> [Exercise] Each record should be written out exactly as given.

Records from a data collection:
========================================================================

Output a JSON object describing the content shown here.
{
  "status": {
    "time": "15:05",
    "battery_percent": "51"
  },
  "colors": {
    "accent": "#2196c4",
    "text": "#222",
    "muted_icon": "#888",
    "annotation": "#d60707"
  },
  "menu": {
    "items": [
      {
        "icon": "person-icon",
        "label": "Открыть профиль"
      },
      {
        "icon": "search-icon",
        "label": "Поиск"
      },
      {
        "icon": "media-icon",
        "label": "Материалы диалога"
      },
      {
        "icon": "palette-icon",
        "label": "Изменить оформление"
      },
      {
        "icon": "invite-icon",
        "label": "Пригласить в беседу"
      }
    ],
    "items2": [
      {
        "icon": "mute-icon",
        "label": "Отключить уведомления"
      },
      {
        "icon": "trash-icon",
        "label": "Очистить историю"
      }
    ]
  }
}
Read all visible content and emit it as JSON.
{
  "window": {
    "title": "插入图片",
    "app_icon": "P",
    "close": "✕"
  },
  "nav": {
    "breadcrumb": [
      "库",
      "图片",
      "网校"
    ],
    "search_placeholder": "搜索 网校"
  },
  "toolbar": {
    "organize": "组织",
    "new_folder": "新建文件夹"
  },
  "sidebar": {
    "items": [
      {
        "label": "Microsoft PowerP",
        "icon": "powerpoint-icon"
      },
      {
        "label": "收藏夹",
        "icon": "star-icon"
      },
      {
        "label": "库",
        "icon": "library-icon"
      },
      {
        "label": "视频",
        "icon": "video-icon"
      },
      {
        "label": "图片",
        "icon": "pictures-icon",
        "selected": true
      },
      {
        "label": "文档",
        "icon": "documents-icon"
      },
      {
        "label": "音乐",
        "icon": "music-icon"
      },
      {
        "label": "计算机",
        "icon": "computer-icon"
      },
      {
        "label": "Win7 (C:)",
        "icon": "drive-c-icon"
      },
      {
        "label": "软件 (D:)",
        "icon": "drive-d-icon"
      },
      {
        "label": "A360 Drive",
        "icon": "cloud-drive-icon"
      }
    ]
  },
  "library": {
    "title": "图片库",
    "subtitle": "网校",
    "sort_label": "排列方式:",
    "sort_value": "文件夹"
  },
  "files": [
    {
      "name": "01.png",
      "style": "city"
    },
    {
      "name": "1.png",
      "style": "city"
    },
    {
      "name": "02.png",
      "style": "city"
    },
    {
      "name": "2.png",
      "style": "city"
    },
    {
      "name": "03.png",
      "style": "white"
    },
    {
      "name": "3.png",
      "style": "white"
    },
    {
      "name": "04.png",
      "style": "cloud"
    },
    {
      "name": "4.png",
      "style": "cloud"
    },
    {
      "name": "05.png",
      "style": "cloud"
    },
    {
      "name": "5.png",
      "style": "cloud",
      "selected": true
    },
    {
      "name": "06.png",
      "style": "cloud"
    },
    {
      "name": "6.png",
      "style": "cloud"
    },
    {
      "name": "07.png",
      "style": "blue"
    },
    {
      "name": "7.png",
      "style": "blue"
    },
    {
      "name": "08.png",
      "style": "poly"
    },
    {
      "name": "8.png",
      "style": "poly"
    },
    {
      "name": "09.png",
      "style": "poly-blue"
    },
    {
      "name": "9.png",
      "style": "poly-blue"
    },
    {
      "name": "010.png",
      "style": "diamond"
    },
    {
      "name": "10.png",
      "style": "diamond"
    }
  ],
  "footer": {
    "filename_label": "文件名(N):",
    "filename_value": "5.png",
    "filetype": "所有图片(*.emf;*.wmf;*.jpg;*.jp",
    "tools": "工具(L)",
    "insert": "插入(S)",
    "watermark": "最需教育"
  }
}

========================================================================

> [Reply]
Output a JSON object describing the content shown here.
{
  "status": {
    "time": "15:05",
    "battery_percent": "51"
  },
  "colors": {
    "accent": "#2196c4",
    "text": "#222",
    "muted_icon": "#888",
    "annotation": "#d60707"
  },
  "menu": {
    "items": [
      {
        "icon": "person-icon",
        "label": "Открыть профиль"
      },
      {
        "icon": "search-icon",
        "label": "Поиск"
      },
      {
        "icon": "media-icon",
        "label": "Материалы диалога"
      },
      {
        "icon": "palette-icon",
        "label": "Изменить оформление"
      },
      {
        "icon": "invite-icon",
        "label": "Пригласить в беседу"
      }
    ],
    "items2": [
      {
        "icon": "mute-icon",
        "label": "Отключить уведомления"
      },
      {
        "icon": "trash-icon",
        "label": "Очистить историю"
      }
    ]
  }
}
Read all visible content and emit it as JSON.
{
  "window": {
    "title": "插入图片",
    "app_icon": "P",
    "close": "✕"
  },
  "nav": {
    "breadcrumb": [
      "库",
      "图片",
      "网校"
    ],
    "search_placeholder": "搜索 网校"
  },
  "toolbar": {
    "organize": "组织",
    "new_folder": "新建文件夹"
  },
  "sidebar": {
    "items": [
      {
        "label": "Microsoft PowerP",
        "icon": "powerpoint-icon"
      },
      {
        "label": "收藏夹",
        "icon": "star-icon"
      },
      {
        "label": "库",
        "icon": "library-icon"
      },
      {
        "label": "视频",
        "icon": "video-icon"
      },
      {
        "label": "图片",
        "icon": "pictures-icon",
        "selected": true
      },
      {
        "label": "文档",
        "icon": "documents-icon"
      },
      {
        "label": "音乐",
        "icon": "music-icon"
      },
      {
        "label": "计算机",
        "icon": "computer-icon"
      },
      {
        "label": "Win7 (C:)",
        "icon": "drive-c-icon"
      },
      {
        "label": "软件 (D:)",
        "icon": "drive-d-icon"
      },
      {
        "label": "A360 Drive",
        "icon": "cloud-drive-icon"
      }
    ]
  },
  "library": {
    "title": "图片库",
    "subtitle": "网校",
    "sort_label": "排列方式:",
    "sort_value": "文件夹"
  },
  "files": [
    {
      "name": "01.png",
      "style": "city"
    },
    {
      "name": "1.png",
      "style": "city"
    },
    {
      "name": "02.png",
      "style": "city"
    },
    {
      "name": "2.png",
      "style": "city"
    },
    {
      "name": "03.png",
      "style": "white"
    },
    {
      "name": "3.png",
      "style": "white"
    },
    {
      "name": "04.png",
      "style": "cloud"
    },
    {
      "name": "4.png",
      "style": "cloud"
    },
    {
      "name": "05.png",
      "style": "cloud"
    },
    {
      "name": "5.png",
      "style": "cloud",
      "selected": true
    },
    {
      "name": "06.png",
      "style": "cloud"
    },
    {
      "name": "6.png",
      "style": "cloud"
    },
    {
      "name": "07.png",
      "style": "blue"
    },
    {
      "name": "7.png",
      "style": "blue"
    },
    {
      "name": "08.png",
      "style": "poly"
    },
    {
      "name": "8.png",
      "style": "poly"
    },
    {
      "name": "09.png",
      "style": "poly-blue"
    },
    {
      "name": "9.png",
      "style": "poly-blue"
    },
    {
      "name": "010.png",
      "style": "diamond"
    },
    {
      "name": "10.png",
      "style": "diamond"
    }
  ],
  "footer": {
    "filename_label": "文件名(N):",
    "filename_value": "5.png",
    "filetype": "所有图片(*.emf;*.wmf;*.jpg;*.jp",
    "tools": "工具(L)",
    "insert": "插入(S)",
    "watermark": "最需教育"
  }
}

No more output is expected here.